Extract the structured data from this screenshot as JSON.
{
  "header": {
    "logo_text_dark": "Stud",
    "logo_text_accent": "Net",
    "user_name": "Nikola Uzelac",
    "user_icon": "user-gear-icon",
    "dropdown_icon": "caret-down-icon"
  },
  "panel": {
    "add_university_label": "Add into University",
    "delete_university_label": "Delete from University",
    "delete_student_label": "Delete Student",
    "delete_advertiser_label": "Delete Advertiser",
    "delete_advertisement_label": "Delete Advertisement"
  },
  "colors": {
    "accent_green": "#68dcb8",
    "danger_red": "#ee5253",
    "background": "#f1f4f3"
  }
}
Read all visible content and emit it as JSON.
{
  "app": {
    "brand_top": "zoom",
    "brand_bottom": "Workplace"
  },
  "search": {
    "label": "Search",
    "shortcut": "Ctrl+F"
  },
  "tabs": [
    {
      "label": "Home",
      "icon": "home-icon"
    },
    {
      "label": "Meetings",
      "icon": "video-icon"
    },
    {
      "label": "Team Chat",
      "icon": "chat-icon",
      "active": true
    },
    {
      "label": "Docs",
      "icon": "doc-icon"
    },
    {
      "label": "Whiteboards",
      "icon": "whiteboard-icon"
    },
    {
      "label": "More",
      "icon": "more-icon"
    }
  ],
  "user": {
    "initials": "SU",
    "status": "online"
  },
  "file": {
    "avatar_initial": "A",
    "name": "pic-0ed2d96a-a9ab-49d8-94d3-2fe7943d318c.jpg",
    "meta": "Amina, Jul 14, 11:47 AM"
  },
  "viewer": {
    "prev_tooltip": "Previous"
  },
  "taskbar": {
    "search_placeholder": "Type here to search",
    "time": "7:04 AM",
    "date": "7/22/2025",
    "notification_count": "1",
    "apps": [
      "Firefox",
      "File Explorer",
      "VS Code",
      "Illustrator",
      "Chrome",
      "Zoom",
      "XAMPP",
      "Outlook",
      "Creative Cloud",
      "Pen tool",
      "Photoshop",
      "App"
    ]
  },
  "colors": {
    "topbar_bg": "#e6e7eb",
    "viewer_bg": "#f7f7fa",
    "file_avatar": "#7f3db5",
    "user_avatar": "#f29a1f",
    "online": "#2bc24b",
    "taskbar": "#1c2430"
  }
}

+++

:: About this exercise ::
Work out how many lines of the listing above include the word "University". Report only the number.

:: Response for this exercise ::
2